Vivek Tiwari, CEO & Founder, Medikabazaar talks about digital healthcare and its role in the growth of the sector
Before the pandemic, the digital transformation of healthcare had already begun, but the pace was steady but slow. Five years ago, projections had indicated that 40% of IoT-related technology would be health-related by 2020. Driven by artificial intelligence and machine learning, innovation in digital health technologies was increasingly taking place, but a major impact on delivery of care was yet to be visible. The pandemic changed the playing field and forced a substantial change in the delivery of care. Aspects such as EHR (electronic health records), virtual doctor consultations, mobile health, wearable technology, and digital therapeutics all came together to reshape healthcare practice and delivery.
Upswing in adoption of digital health
The adoption of digital health was a global phenomenon as it enabled access to care when there was a restriction of access to doctors due to the lockdown. The US saw a rise in telehealth from 11% in a pre-pandemic 2019 to 46% in the post-pandemic period. Closer home, the lockdown was announced in March 2020 and the months following saw a drastic drop in physical appointments, going down by 32% in the period until Nov 2020. However, online consultations jumped hugely by 300%. Another key insight was the increase in percentage of users from non-metros from 25% to 40%.
But the switch to digital was not restricted to teleconsultations. Other aspects of digital offerings enabled platforms ensuring continuity of care for patients with chronic diseases such as diabetes and hypertension also took centre stage. And this acceptance of digital health tech is only going to increase. Consumers are today more accepting of and becoming comfortable of healthcare apps including medical, wellness and fitness apps that have access to personal health data. Connected devices provide healthcare professionals vital medical data in real time for a more accurate assessment of an individual’s health.
WHO’s Global Strategy on Digital Health 2020-2025 recognizes that financial, organizational, human and technological resources need to be integrated for digital healthcare to promote health and wellbeing. This will lead to a wider adoption of smart devices across India given the robust digital infrastructure and low cost of data. The savings that digital health brings will also contribute to its growth. Digital health AI has the potential to save $150 billion annually in just the US healthcare economy by 2026.
Challenges going forward
For a smooth path to digital health, there is a need to understand the challenges that may arise. Upskilling of healthcare professionals is necessary to ensure wider adoption and normalisation of use of digital health.
Digital technologies need to deliver not just affordable but easy-to-use healthcare solutions to a growing and aging population. This segment is slow to adopt to new technologies as compared to the younger and general populace.
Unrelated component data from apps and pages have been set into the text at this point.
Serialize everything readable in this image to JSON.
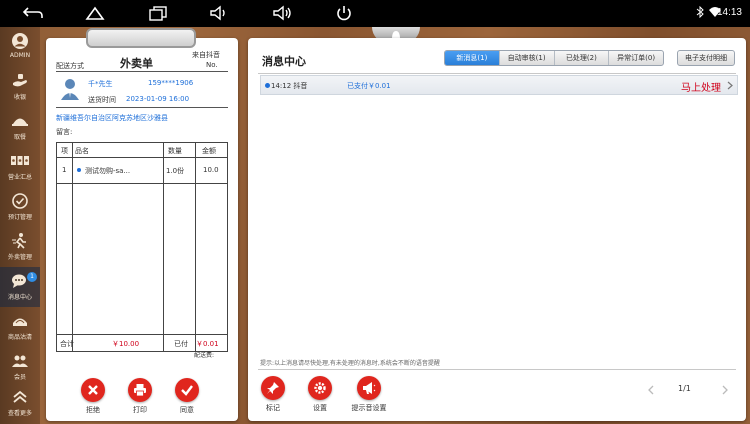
{
  "status_bar": {
    "time": "14:13"
  },
  "sidebar": {
    "items": [
      {
        "label": "ADMIN",
        "icon": "avatar-icon"
      },
      {
        "label": "收银",
        "icon": "cashier-icon"
      },
      {
        "label": "取餐",
        "icon": "dish-icon"
      },
      {
        "label": "营业汇总",
        "icon": "summary-icon"
      },
      {
        "label": "预订管理",
        "icon": "clock-icon"
      },
      {
        "label": "外卖管理",
        "icon": "delivery-icon"
      },
      {
        "label": "消息中心",
        "icon": "chat-icon",
        "badge": "1"
      },
      {
        "label": "商品沽清",
        "icon": "goods-icon"
      },
      {
        "label": "会员",
        "icon": "member-icon"
      },
      {
        "label": "查看更多",
        "icon": "more-icon"
      }
    ]
  },
  "ticket": {
    "delivery_label": "配送方式",
    "title": "外卖单",
    "source": "来自抖音",
    "no_label": "No.",
    "customer_name": "千*先生",
    "phone": "159****1906",
    "time_label": "送货时间",
    "time_value": "2023-01-09 16:00",
    "address": "新疆维吾尔自治区阿克苏地区沙雅县",
    "remark_label": "留言:",
    "table_headers": [
      "项",
      "品名",
      "数量",
      "金额"
    ],
    "rows": [
      {
        "index": "1",
        "name": "测试勿购-sa...",
        "qty": "1.0份",
        "amount": "10.0"
      }
    ],
    "total_label": "合计",
    "total_value": "￥10.00",
    "paid_label": "已付",
    "paid_value": "￥0.01",
    "delivery_fee_label": "配送费:",
    "actions": [
      {
        "label": "拒绝",
        "icon": "reject-icon"
      },
      {
        "label": "打印",
        "icon": "printer-icon"
      },
      {
        "label": "同意",
        "icon": "check-icon"
      }
    ]
  },
  "message_center": {
    "title": "消息中心",
    "tabs": [
      {
        "label": "新消息(1)",
        "active": true
      },
      {
        "label": "自动审核(1)",
        "active": false
      },
      {
        "label": "已处理(2)",
        "active": false
      },
      {
        "label": "异常订单(0)",
        "active": false
      }
    ],
    "payment_detail_label": "电子支付明细",
    "messages": [
      {
        "time_source": "14:12 抖音",
        "status": "已支付￥0.01",
        "action": "马上处理"
      }
    ],
    "hint": "提示:以上消息请尽快处理,有未处理的消息时,系统会不断的语音提醒",
    "bottom_actions": [
      {
        "label": "标记",
        "icon": "pin-icon"
      },
      {
        "label": "设置",
        "icon": "settings-icon"
      },
      {
        "label": "提示音设置",
        "icon": "megaphone-icon"
      }
    ],
    "pagination": "1/1"
  },
  "colors": {
    "accent_blue": "#2a7fd8",
    "action_red": "#e0261e",
    "money_red": "#d0021b",
    "paid_blue": "#1e6fd9"
  }
}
Broad-reaching educational initiatives can help in supporting this segment.
Regulatory factors and uncertainties surrounding digital health policies and legislation impact investment in digital health. The Indian government, however, has been very supportive with policies to facilitate investment and adoption of a digital health ecosystem and also addressing the challenges of data usage, data storage, privacy and informed consent.
One aspect to be careful about is the blurring of boundaries between medical and non-medical devices as the number of apps and technologies developed for a consumer market continues to grow. For deployment in clinical settings, the next generation of AI-based digital health tech needs to be transparent, understandable, inclusive and fair to deliver improved healthcare solutions for all.
Digital Health is the future
This is just the beginning! With technology powered by AI and ML enabling integration of health data across platforms, digital health will ensure a seamless delivery of care, adding value to the health economy and a long-term positive impact on the growth and development of the healthcare sector.